Page and application data records

───

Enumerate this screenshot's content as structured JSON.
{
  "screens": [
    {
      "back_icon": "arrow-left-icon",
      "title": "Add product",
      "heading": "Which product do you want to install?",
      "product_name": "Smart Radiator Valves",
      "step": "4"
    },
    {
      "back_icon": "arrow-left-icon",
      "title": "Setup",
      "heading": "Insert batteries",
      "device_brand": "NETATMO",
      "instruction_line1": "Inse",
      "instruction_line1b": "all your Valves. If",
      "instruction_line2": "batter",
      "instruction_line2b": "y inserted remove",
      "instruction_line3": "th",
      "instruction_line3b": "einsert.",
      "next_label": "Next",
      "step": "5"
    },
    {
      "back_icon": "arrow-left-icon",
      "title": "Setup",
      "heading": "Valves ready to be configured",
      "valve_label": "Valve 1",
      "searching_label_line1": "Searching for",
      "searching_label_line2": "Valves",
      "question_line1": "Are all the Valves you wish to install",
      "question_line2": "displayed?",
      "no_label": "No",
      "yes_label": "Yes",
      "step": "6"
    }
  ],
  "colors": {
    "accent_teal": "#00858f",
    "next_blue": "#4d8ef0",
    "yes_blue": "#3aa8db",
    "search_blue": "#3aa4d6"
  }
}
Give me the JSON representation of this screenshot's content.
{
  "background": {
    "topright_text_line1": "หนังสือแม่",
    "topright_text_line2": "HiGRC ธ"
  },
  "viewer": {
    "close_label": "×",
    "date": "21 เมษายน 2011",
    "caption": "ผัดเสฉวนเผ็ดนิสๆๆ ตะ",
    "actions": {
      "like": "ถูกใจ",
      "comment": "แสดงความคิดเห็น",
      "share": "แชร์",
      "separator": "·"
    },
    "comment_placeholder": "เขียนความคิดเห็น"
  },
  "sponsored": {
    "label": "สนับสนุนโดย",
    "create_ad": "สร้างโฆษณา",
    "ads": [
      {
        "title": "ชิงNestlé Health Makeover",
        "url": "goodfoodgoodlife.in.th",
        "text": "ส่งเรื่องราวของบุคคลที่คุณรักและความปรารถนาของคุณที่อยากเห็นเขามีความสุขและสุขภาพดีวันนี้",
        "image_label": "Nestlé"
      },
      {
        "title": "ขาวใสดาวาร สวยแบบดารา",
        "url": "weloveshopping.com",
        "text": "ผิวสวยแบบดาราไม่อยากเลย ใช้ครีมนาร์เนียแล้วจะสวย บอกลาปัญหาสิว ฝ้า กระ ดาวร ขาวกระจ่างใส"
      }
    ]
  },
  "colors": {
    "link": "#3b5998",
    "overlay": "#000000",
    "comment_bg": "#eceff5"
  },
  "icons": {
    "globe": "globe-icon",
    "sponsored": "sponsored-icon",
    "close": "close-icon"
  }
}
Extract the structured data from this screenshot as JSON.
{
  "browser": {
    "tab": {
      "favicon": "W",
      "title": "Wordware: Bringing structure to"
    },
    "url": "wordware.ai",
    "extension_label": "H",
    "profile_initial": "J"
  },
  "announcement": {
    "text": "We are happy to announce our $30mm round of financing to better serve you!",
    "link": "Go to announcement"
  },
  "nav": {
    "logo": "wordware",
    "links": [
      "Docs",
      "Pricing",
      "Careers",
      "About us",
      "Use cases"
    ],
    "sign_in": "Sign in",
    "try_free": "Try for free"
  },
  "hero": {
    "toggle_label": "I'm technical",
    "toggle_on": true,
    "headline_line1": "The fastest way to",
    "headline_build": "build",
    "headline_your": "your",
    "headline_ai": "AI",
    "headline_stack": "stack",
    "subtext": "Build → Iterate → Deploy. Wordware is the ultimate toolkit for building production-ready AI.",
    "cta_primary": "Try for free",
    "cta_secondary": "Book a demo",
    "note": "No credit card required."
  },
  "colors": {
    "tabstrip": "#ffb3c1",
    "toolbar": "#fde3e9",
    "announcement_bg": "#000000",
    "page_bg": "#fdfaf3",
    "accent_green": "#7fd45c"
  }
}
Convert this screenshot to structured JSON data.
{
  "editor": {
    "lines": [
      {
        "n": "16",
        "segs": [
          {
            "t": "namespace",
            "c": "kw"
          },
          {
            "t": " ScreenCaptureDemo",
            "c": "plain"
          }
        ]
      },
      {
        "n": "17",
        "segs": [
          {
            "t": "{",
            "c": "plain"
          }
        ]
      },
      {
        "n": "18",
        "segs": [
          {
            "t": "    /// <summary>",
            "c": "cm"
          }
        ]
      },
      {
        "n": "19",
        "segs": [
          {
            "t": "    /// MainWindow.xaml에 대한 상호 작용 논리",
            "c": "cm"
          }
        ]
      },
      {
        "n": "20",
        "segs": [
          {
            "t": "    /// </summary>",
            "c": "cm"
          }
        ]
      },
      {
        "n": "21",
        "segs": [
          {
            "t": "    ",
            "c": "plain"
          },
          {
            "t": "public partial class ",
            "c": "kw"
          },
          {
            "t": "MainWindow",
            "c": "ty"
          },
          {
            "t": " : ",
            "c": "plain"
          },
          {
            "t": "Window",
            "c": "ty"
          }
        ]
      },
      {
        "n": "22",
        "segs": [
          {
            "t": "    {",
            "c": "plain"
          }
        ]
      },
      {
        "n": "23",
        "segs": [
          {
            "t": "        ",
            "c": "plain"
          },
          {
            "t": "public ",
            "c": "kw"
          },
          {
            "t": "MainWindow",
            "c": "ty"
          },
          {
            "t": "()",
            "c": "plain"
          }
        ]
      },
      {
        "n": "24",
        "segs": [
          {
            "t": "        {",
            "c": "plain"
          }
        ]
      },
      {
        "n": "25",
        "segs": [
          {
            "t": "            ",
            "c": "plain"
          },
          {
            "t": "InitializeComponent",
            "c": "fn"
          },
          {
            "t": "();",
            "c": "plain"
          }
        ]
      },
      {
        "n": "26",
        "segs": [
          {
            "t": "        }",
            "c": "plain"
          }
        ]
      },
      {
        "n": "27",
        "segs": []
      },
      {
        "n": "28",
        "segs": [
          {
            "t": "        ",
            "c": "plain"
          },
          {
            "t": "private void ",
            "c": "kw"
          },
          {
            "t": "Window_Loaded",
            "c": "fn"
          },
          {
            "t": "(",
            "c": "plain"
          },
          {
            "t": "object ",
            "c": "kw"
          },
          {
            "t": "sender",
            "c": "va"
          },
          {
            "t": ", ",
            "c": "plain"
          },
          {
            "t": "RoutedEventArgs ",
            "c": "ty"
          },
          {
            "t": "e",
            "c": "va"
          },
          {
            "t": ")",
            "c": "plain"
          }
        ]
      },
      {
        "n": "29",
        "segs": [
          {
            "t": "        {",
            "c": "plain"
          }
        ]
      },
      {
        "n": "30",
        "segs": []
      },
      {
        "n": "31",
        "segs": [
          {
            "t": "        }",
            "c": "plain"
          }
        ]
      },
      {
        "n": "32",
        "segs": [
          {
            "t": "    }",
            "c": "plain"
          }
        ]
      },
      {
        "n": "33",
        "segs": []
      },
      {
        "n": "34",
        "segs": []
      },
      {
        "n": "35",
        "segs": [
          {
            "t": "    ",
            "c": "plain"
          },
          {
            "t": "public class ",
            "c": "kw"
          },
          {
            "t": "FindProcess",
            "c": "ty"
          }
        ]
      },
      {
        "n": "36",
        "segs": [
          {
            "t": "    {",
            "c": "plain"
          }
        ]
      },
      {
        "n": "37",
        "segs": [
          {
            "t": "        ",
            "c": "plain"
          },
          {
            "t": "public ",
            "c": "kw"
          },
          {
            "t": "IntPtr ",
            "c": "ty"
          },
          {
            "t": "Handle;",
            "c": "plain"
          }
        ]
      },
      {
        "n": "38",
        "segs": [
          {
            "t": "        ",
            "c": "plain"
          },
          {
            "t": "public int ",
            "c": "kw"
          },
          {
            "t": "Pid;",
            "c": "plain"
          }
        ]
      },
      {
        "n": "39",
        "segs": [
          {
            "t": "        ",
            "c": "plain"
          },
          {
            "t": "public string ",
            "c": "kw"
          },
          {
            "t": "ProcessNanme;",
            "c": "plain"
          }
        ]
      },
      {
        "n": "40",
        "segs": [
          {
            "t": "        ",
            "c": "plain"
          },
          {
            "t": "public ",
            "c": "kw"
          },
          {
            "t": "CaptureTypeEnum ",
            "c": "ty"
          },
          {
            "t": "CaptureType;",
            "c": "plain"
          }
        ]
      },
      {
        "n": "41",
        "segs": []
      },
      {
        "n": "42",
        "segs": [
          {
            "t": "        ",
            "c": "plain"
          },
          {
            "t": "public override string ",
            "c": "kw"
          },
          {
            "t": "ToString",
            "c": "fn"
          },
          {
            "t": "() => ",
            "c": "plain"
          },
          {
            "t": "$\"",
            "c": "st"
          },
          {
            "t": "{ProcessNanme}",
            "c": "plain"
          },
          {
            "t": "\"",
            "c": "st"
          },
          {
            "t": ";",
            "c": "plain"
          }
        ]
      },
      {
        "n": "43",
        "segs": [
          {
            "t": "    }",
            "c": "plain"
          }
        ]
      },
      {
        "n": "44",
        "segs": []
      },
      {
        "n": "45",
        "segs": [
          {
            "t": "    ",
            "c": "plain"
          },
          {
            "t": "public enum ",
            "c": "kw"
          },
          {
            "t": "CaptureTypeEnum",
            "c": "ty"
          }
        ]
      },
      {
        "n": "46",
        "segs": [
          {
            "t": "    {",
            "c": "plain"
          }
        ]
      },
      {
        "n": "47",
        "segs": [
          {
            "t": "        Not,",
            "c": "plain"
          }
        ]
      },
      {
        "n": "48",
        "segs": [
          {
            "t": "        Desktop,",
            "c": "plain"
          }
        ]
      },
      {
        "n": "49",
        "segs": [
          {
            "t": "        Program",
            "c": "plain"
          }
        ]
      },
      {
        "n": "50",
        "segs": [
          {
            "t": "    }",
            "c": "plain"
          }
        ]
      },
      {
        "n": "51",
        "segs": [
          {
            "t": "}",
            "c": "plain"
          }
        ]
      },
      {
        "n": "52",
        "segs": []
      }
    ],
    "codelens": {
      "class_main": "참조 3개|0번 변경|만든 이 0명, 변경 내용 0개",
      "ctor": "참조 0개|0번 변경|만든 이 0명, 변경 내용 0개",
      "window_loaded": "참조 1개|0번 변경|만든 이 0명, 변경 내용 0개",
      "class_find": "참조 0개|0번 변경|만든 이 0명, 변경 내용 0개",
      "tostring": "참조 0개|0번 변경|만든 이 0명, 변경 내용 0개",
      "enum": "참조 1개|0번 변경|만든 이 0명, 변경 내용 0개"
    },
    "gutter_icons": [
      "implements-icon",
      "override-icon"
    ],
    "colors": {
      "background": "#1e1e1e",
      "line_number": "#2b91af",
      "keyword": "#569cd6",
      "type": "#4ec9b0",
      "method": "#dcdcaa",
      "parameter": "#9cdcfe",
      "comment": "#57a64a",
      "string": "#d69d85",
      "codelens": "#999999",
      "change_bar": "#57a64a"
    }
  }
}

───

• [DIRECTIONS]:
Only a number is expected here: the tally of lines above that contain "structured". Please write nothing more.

• [SOLUTION TO THE EXERCISE]:
3